## What to do
What's needed is a full, exact retyping of the records.
************
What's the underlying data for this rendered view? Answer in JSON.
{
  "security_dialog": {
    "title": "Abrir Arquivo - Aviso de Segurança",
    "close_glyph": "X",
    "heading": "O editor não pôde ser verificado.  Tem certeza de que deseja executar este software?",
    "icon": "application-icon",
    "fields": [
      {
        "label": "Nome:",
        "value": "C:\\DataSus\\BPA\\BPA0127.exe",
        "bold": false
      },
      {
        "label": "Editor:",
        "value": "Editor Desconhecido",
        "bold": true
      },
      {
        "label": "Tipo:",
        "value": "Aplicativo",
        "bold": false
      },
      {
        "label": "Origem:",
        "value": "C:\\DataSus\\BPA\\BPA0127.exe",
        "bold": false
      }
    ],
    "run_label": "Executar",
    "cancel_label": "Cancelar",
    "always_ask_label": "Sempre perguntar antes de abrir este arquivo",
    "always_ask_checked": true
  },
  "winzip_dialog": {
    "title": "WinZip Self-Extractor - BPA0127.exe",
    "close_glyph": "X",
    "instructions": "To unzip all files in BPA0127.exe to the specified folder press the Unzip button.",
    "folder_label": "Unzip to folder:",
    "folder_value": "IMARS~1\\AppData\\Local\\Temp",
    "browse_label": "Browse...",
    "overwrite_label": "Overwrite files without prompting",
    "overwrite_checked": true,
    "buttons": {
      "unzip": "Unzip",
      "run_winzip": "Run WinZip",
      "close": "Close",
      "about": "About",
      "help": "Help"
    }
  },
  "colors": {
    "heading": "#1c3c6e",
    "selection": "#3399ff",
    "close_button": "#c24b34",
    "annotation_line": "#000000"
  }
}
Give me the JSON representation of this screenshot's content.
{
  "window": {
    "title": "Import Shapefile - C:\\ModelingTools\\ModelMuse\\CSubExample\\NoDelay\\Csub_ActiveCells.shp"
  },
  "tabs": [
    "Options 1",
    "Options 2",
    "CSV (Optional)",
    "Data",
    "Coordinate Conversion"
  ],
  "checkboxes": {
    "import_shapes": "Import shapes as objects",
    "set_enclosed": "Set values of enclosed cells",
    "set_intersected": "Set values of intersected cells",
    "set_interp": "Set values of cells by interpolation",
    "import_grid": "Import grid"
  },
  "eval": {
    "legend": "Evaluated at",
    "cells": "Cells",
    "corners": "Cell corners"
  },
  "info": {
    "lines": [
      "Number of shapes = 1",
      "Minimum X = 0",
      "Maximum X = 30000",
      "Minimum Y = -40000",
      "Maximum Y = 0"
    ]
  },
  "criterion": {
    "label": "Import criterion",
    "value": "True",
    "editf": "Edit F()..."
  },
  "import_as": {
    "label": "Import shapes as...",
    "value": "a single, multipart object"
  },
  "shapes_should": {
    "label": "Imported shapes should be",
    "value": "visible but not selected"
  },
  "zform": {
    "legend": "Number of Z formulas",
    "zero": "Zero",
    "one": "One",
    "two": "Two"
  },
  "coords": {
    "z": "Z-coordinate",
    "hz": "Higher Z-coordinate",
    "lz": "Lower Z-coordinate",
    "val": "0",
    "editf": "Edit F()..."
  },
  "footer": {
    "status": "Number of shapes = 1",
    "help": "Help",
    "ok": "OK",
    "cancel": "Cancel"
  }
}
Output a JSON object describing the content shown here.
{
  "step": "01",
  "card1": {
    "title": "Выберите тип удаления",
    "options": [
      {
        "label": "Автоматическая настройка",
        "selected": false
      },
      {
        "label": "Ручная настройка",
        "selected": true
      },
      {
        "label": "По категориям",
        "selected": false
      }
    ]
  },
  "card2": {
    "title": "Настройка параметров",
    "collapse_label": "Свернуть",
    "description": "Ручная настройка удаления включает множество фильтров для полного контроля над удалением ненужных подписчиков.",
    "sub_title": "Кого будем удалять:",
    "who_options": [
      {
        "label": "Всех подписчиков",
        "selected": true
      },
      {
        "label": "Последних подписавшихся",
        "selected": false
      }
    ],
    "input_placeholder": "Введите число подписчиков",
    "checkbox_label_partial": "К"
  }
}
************
## Output below
What's the underlying data for this rendered view? Answer in JSON.
{
  "security_dialog": {
    "title": "Abrir Arquivo - Aviso de Segurança",
    "close_glyph": "X",
    "heading": "O editor não pôde ser verificado.  Tem certeza de que deseja executar este software?",
    "icon": "application-icon",
    "fields": [
      {
        "label": "Nome:",
        "value": "C:\\DataSus\\BPA\\BPA0127.exe",
        "bold": false
      },
      {
        "label": "Editor:",
        "value": "Editor Desconhecido",
        "bold": true
      },
      {
        "label": "Tipo:",
        "value": "Aplicativo",
        "bold": false
      },
      {
        "label": "Origem:",
        "value": "C:\\DataSus\\BPA\\BPA0127.exe",
        "bold": false
      }
    ],
    "run_label": "Executar",
    "cancel_label": "Cancelar",
    "always_ask_label": "Sempre perguntar antes de abrir este arquivo",
    "always_ask_checked": true
  },
  "winzip_dialog": {
    "title": "WinZip Self-Extractor - BPA0127.exe",
    "close_glyph": "X",
    "instructions": "To unzip all files in BPA0127.exe to the specified folder press the Unzip button.",
    "folder_label": "Unzip to folder:",
    "folder_value": "IMARS~1\\AppData\\Local\\Temp",
    "browse_label": "Browse...",
    "overwrite_label": "Overwrite files without prompting",
    "overwrite_checked": true,
    "buttons": {
      "unzip": "Unzip",
      "run_winzip": "Run WinZip",
      "close": "Close",
      "about": "About",
      "help": "Help"
    }
  },
  "colors": {
    "heading": "#1c3c6e",
    "selection": "#3399ff",
    "close_button": "#c24b34",
    "annotation_line": "#000000"
  }
}
Give me the JSON representation of this screenshot's content.
{
  "window": {
    "title": "Import Shapefile - C:\\ModelingTools\\ModelMuse\\CSubExample\\NoDelay\\Csub_ActiveCells.shp"
  },
  "tabs": [
    "Options 1",
    "Options 2",
    "CSV (Optional)",
    "Data",
    "Coordinate Conversion"
  ],
  "checkboxes": {
    "import_shapes": "Import shapes as objects",
    "set_enclosed": "Set values of enclosed cells",
    "set_intersected": "Set values of intersected cells",
    "set_interp": "Set values of cells by interpolation",
    "import_grid": "Import grid"
  },
  "eval": {
    "legend": "Evaluated at",
    "cells": "Cells",
    "corners": "Cell corners"
  },
  "info": {
    "lines": [
      "Number of shapes = 1",
      "Minimum X = 0",
      "Maximum X = 30000",
      "Minimum Y = -40000",
      "Maximum Y = 0"
    ]
  },
  "criterion": {
    "label": "Import criterion",
    "value": "True",
    "editf": "Edit F()..."
  },
  "import_as": {
    "label": "Import shapes as...",
    "value": "a single, multipart object"
  },
  "shapes_should": {
    "label": "Imported shapes should be",
    "value": "visible but not selected"
  },
  "zform": {
    "legend": "Number of Z formulas",
    "zero": "Zero",
    "one": "One",
    "two": "Two"
  },
  "coords": {
    "z": "Z-coordinate",
    "hz": "Higher Z-coordinate",
    "lz": "Lower Z-coordinate",
    "val": "0",
    "editf": "Edit F()..."
  },
  "footer": {
    "status": "Number of shapes = 1",
    "help": "Help",
    "ok": "OK",
    "cancel": "Cancel"
  }
}
Output a JSON object describing the content shown here.
{
  "step": "01",
  "card1": {
    "title": "Выберите тип удаления",
    "options": [
      {
        "label": "Автоматическая настройка",
        "selected": false
      },
      {
        "label": "Ручная настройка",
        "selected": true
      },
      {
        "label": "По категориям",
        "selected": false
      }
    ]
  },
  "card2": {
    "title": "Настройка параметров",
    "collapse_label": "Свернуть",
    "description": "Ручная настройка удаления включает множество фильтров для полного контроля над удалением ненужных подписчиков.",
    "sub_title": "Кого будем удалять:",
    "who_options": [
      {
        "label": "Всех подписчиков",
        "selected": true
      },
      {
        "label": "Последних подписавшихся",
        "selected": false
      }
    ],
    "input_placeholder": "Введите число подписчиков",
    "checkbox_label_partial": "К"
  }
}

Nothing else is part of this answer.